§ **EXERCISE GOAL**
Among the entries below, which lines include the string "Wyreguluj"? Show each one.
+-------+
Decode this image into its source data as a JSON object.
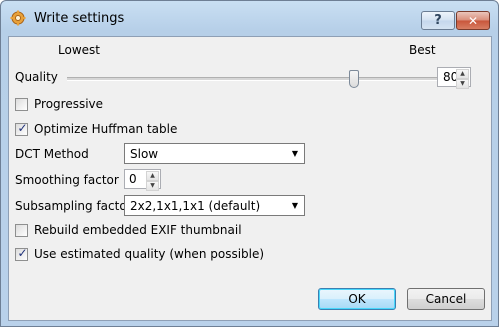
{
  "window": {
    "title": "Write settings",
    "help_glyph": "?",
    "close_glyph": "✕"
  },
  "quality": {
    "label": "Quality",
    "min_label": "Lowest",
    "max_label": "Best",
    "value": "80",
    "slider_level_percent": 80
  },
  "options": {
    "progressive": {
      "label": "Progressive",
      "checked": false
    },
    "optimize_huffman": {
      "label": "Optimize Huffman table",
      "checked": true
    },
    "rebuild_exif": {
      "label": "Rebuild embedded EXIF thumbnail",
      "checked": false
    },
    "estimated_quality": {
      "label": "Use estimated quality (when possible)",
      "checked": true
    }
  },
  "dct": {
    "label": "DCT Method",
    "value": "Slow"
  },
  "smoothing": {
    "label": "Smoothing factor",
    "value": "0"
  },
  "subsampling": {
    "label": "Subsampling factor",
    "value": "2x2,1x1,1x1 (default)"
  },
  "buttons": {
    "ok": "OK",
    "cancel": "Cancel"
  },
  "glyphs": {
    "check": "✓",
    "spin_up": "▲",
    "spin_down": "▼",
    "dropdown": "▼"
  }
}
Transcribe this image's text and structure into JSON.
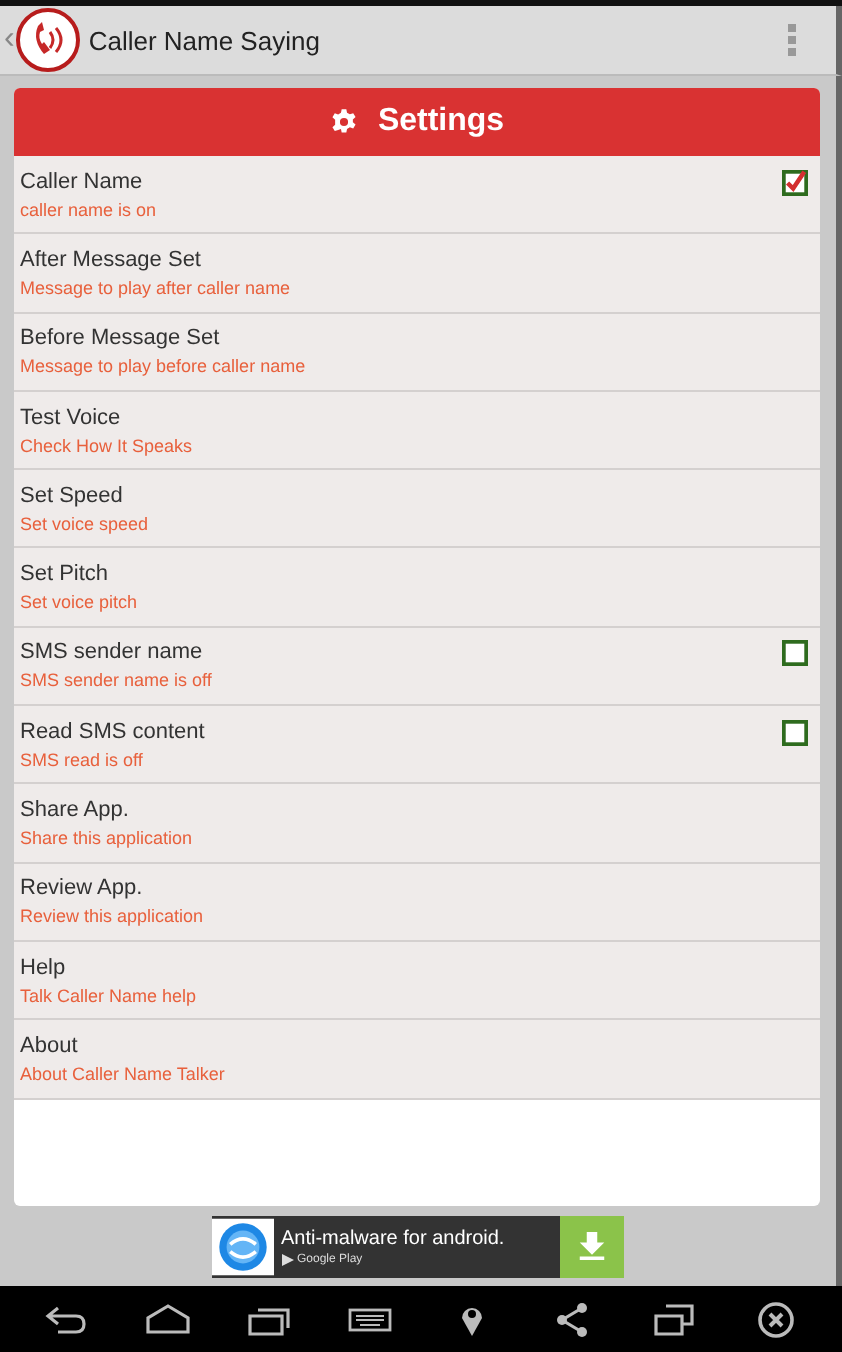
{
  "action_bar": {
    "title": "Caller Name Saying",
    "back": "‹"
  },
  "header": {
    "title": "Settings"
  },
  "settings": [
    {
      "kind": "checkbox",
      "title": "Caller Name",
      "summary": "caller name is on",
      "checked": true
    },
    {
      "kind": "plain",
      "title": "After Message Set",
      "summary": "Message to play after caller name"
    },
    {
      "kind": "plain",
      "title": "Before Message Set",
      "summary": "Message to play before caller name"
    },
    {
      "kind": "plain",
      "title": "Test Voice",
      "summary": "Check How It Speaks"
    },
    {
      "kind": "plain",
      "title": "Set Speed",
      "summary": "Set voice speed"
    },
    {
      "kind": "plain",
      "title": "Set Pitch",
      "summary": "Set voice pitch"
    },
    {
      "kind": "checkbox",
      "title": "SMS sender name",
      "summary": "SMS sender name is off",
      "checked": false
    },
    {
      "kind": "checkbox",
      "title": "Read SMS content",
      "summary": "SMS read is off",
      "checked": false
    },
    {
      "kind": "plain",
      "title": "Share App.",
      "summary": "Share this application"
    },
    {
      "kind": "plain",
      "title": "Review App.",
      "summary": "Review this application"
    },
    {
      "kind": "plain",
      "title": "Help",
      "summary": "Talk Caller Name help"
    },
    {
      "kind": "plain",
      "title": "About",
      "summary": "About Caller Name Talker"
    }
  ],
  "ad": {
    "text": "Anti-malware for android.",
    "store": "Google Play"
  }
}
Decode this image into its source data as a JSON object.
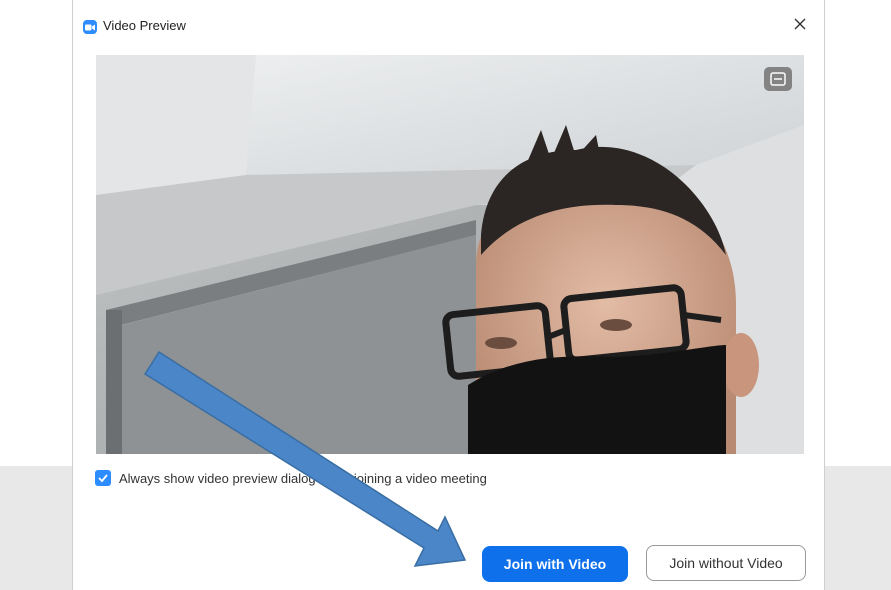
{
  "window": {
    "title": "Video Preview",
    "app_icon": "zoom-camera-icon",
    "close_icon": "close-icon"
  },
  "video_preview": {
    "toggle_icon": "layout-toggle-icon"
  },
  "options": {
    "always_show_preview_label": "Always show video preview dialog when joining a video meeting",
    "always_show_preview_checked": true
  },
  "buttons": {
    "join_with_video": "Join with Video",
    "join_without_video": "Join without Video"
  },
  "colors": {
    "primary": "#0e71eb",
    "checkbox": "#2d8cff",
    "annotation_arrow": "#4a86c8"
  }
}
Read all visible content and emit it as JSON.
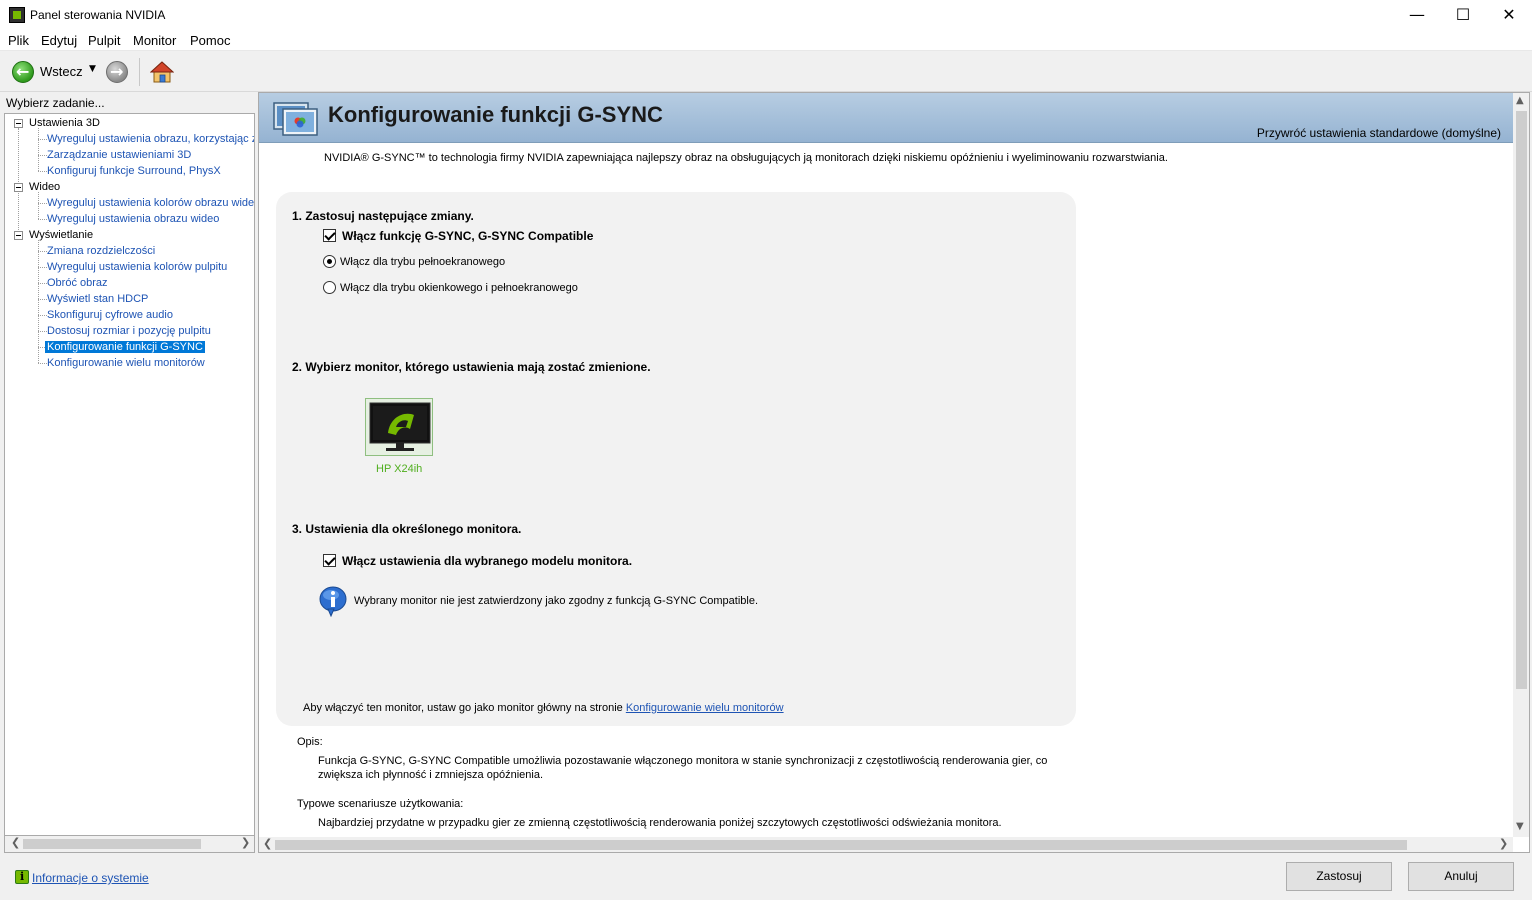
{
  "window": {
    "title": "Panel sterowania NVIDIA",
    "minimize": "—",
    "maximize": "☐",
    "close": "✕"
  },
  "menu": [
    "Plik",
    "Edytuj",
    "Pulpit",
    "Monitor",
    "Pomoc"
  ],
  "toolbar": {
    "back_label": "Wstecz",
    "dropdown_glyph": "▼"
  },
  "sidebar": {
    "task_label": "Wybierz zadanie...",
    "categories": [
      {
        "label": "Ustawienia 3D",
        "items": [
          "Wyreguluj ustawienia obrazu, korzystając z",
          "Zarządzanie ustawieniami 3D",
          "Konfiguruj funkcje Surround, PhysX"
        ]
      },
      {
        "label": "Wideo",
        "items": [
          "Wyreguluj ustawienia kolorów obrazu wideo",
          "Wyreguluj ustawienia obrazu wideo"
        ]
      },
      {
        "label": "Wyświetlanie",
        "items": [
          "Zmiana rozdzielczości",
          "Wyreguluj ustawienia kolorów pulpitu",
          "Obróć obraz",
          "Wyświetl stan HDCP",
          "Skonfiguruj cyfrowe audio",
          "Dostosuj rozmiar i pozycję pulpitu",
          "Konfigurowanie funkcji G-SYNC",
          "Konfigurowanie wielu monitorów"
        ]
      }
    ],
    "selected_item": "Konfigurowanie funkcji G-SYNC",
    "system_info_link": "Informacje o systemie"
  },
  "main": {
    "title": "Konfigurowanie funkcji G-SYNC",
    "restore_defaults": "Przywróć ustawienia standardowe (domyślne)",
    "intro": "NVIDIA® G-SYNC™ to technologia firmy NVIDIA zapewniająca najlepszy obraz na obsługujących ją monitorach dzięki niskiemu opóźnieniu i wyeliminowaniu rozwarstwiania.",
    "step1": {
      "heading": "1. Zastosuj następujące zmiany.",
      "enable_checkbox_label": "Włącz funkcję G-SYNC, G-SYNC Compatible",
      "enable_checked": true,
      "radio_fullscreen": "Włącz dla trybu pełnoekranowego",
      "radio_windowed": "Włącz dla trybu okienkowego i pełnoekranowego",
      "selected_mode": "fullscreen"
    },
    "step2": {
      "heading": "2. Wybierz monitor, którego ustawienia mają zostać zmienione.",
      "monitors": [
        {
          "name": "HP X24ih",
          "selected": true
        }
      ]
    },
    "step3": {
      "heading": "3. Ustawienia dla określonego monitora.",
      "model_checkbox_label": "Włącz ustawienia dla wybranego modelu monitora.",
      "model_checked": true,
      "info_text": "Wybrany monitor nie jest zatwierdzony jako zgodny z funkcją G-SYNC Compatible."
    },
    "footer_text": "Aby włączyć ten monitor, ustaw go jako monitor główny na stronie ",
    "footer_link": "Konfigurowanie wielu monitorów",
    "description_heading": "Opis:",
    "description_body": "Funkcja G-SYNC, G-SYNC Compatible umożliwia pozostawanie włączonego monitora w stanie synchronizacji z częstotliwością renderowania gier, co zwiększa ich płynność i zmniejsza opóźnienia.",
    "usage_heading": "Typowe scenariusze użytkowania:",
    "usage_body": "Najbardziej przydatne w przypadku gier ze zmienną częstotliwością renderowania poniżej szczytowych częstotliwości odświeżania monitora."
  },
  "buttons": {
    "apply": "Zastosuj",
    "cancel": "Anuluj"
  },
  "colors": {
    "link": "#1e54b4",
    "selection": "#0078d7",
    "nvidia_green": "#76b900",
    "header_blue": "#a6c0da"
  },
  "icons": {
    "app": "nvidia-app-icon",
    "back": "back-arrow-icon",
    "forward": "forward-arrow-icon",
    "home": "home-icon",
    "header": "monitor-settings-icon",
    "monitor": "nvidia-monitor-icon",
    "info": "info-icon",
    "system_info": "system-info-icon"
  }
}
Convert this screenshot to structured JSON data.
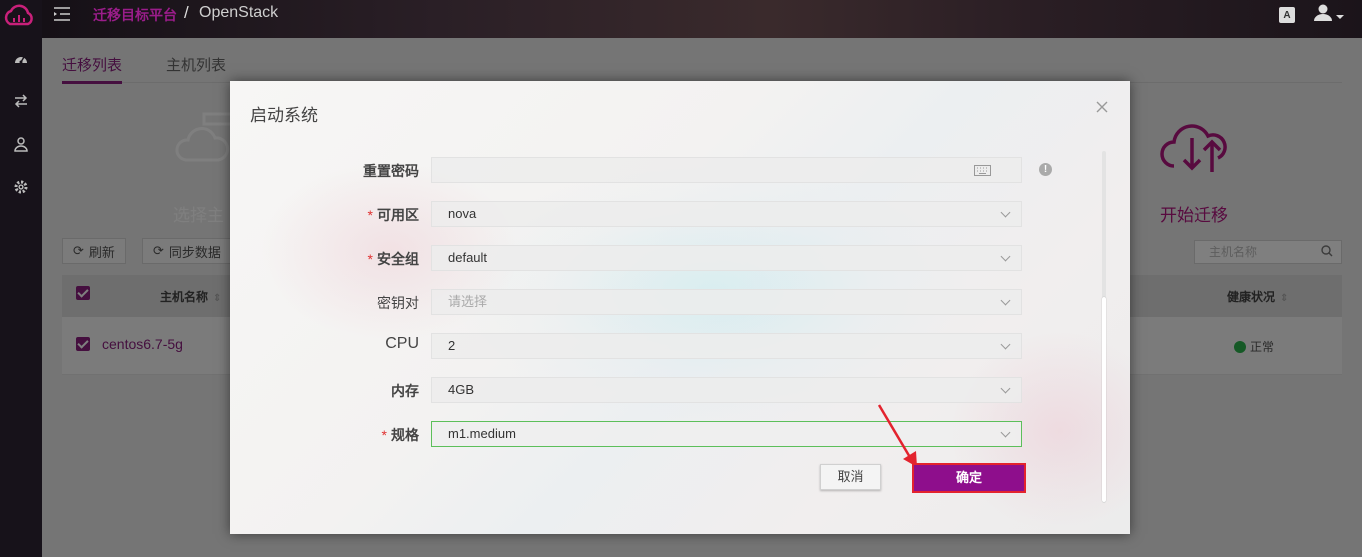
{
  "header": {
    "breadcrumb_home": "迁移目标平台",
    "breadcrumb_separator": "/",
    "breadcrumb_current": "OpenStack",
    "lang_badge": "A"
  },
  "icons": {
    "logo": "cloud-logo-icon",
    "rail": [
      "dashboard-icon",
      "transfer-icon",
      "user-icon",
      "settings-icon"
    ],
    "menu": "menu-toggle-icon",
    "user": "user-avatar-icon"
  },
  "page": {
    "tabs": [
      {
        "label": "迁移列表",
        "active": true
      },
      {
        "label": "主机列表",
        "active": false
      }
    ],
    "steps": [
      {
        "label": "选择主",
        "icon": "cloud-server-icon"
      },
      {
        "label": "开始迁移",
        "icon": "cloud-transfer-icon"
      }
    ],
    "toolbar": {
      "refresh": "刷新",
      "sync": "同步数据"
    },
    "search_placeholder": "主机名称",
    "table": {
      "col_host": "主机名称",
      "col_health": "健康状况",
      "rows": [
        {
          "host": "centos6.7-5g",
          "health": "正常"
        }
      ]
    }
  },
  "modal": {
    "title": "启动系统",
    "fields": [
      {
        "label": "重置密码",
        "required": false,
        "value": "",
        "placeholder": "",
        "kind": "password"
      },
      {
        "label": "可用区",
        "required": true,
        "value": "nova",
        "placeholder": "",
        "kind": "select"
      },
      {
        "label": "安全组",
        "required": true,
        "value": "default",
        "placeholder": "",
        "kind": "select"
      },
      {
        "label": "密钥对",
        "required": false,
        "value": "",
        "placeholder": "请选择",
        "kind": "select"
      },
      {
        "label": "CPU",
        "required": false,
        "value": "2",
        "placeholder": "",
        "kind": "select"
      },
      {
        "label": "内存",
        "required": false,
        "value": "4GB",
        "placeholder": "",
        "kind": "select"
      },
      {
        "label": "规格",
        "required": true,
        "value": "m1.medium",
        "placeholder": "",
        "kind": "select"
      }
    ],
    "required_mark": "*",
    "info_mark": "!",
    "cancel_label": "取消",
    "confirm_label": "确定"
  },
  "colors": {
    "brand": "#8a1f7e",
    "confirm_button": "#8e0e8c",
    "highlight_border": "#e3232e",
    "focus_border": "#5cbf5a",
    "health_ok": "#2bb24c"
  }
}
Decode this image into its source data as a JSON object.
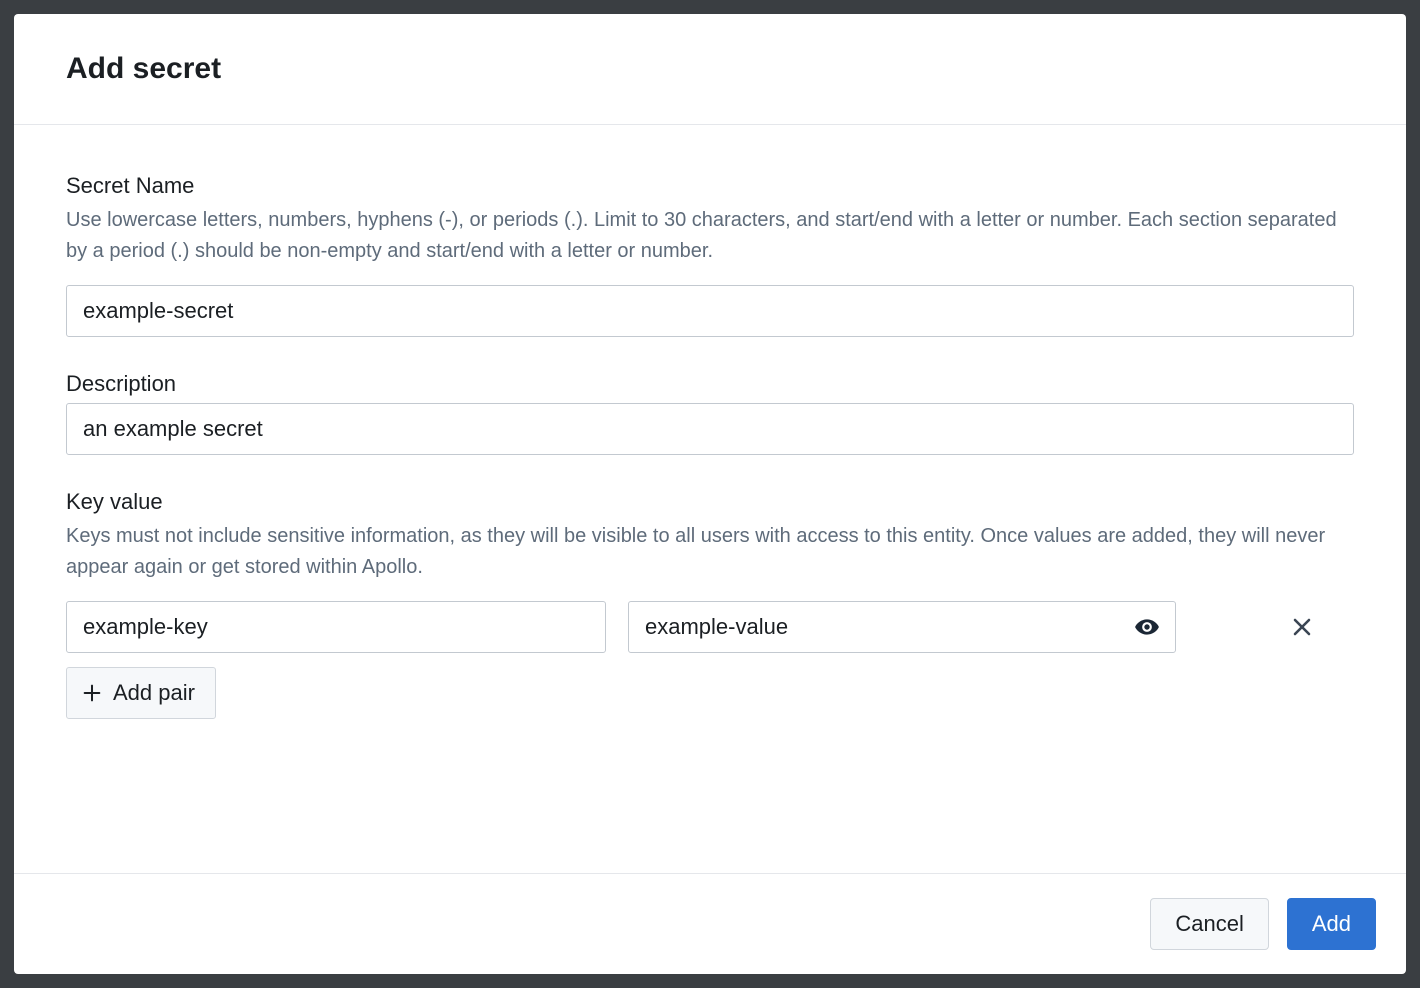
{
  "modal": {
    "title": "Add secret"
  },
  "secretName": {
    "label": "Secret Name",
    "hint": "Use lowercase letters, numbers, hyphens (-), or periods (.). Limit to 30 characters, and start/end with a letter or number. Each section separated by a period (.) should be non-empty and start/end with a letter or number.",
    "value": "example-secret"
  },
  "description": {
    "label": "Description",
    "value": "an example secret"
  },
  "keyValue": {
    "label": "Key value",
    "hint": "Keys must not include sensitive information, as they will be visible to all users with access to this entity. Once values are added, they will never appear again or get stored within Apollo.",
    "pairs": [
      {
        "key": "example-key",
        "value": "example-value"
      }
    ],
    "addPairLabel": "Add pair"
  },
  "footer": {
    "cancel": "Cancel",
    "add": "Add"
  }
}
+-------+
§ **SOLUTION**
          "Wyreguluj ustawienia obrazu, korzystając z",
          "Wyreguluj ustawienia kolorów obrazu wideo",
          "Wyreguluj ustawienia obrazu wideo"
          "Wyreguluj ustawienia kolorów pulpitu",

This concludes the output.